EXERCISE DESCRIPTION:
Look through the data below, and copy each line that carries the word "icon".

RECORDS SHOWN:

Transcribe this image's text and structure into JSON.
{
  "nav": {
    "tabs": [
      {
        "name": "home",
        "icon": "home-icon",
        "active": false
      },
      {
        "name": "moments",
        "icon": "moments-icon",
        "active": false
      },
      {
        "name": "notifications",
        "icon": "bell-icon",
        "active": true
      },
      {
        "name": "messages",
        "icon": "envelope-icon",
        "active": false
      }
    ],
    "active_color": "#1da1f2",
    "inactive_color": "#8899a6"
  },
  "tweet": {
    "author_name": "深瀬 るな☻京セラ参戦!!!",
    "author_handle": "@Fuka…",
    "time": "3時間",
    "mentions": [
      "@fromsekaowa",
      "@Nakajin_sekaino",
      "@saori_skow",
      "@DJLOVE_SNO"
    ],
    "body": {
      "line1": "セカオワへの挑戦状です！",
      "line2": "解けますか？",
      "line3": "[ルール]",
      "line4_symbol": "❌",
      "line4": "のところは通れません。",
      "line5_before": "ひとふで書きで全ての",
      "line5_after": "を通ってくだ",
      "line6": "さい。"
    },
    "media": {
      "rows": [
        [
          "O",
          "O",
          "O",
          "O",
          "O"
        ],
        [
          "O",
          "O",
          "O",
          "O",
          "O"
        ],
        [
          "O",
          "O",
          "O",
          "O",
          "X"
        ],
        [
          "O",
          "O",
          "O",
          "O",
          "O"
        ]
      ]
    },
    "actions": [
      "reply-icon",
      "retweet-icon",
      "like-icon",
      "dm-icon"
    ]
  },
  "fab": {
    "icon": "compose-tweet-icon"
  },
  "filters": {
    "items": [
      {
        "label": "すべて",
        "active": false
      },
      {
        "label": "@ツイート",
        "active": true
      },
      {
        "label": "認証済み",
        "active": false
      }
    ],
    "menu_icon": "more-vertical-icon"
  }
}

EXERCISE SOLUTION:
        "icon": "home-icon",
        "icon": "moments-icon",
        "icon": "bell-icon",
        "icon": "envelope-icon",
      "reply-icon",
      "retweet-icon",
      "like-icon",
      "dm-icon"
    "icon": "compose-tweet-icon"
    "menu_icon": "more-vertical-icon"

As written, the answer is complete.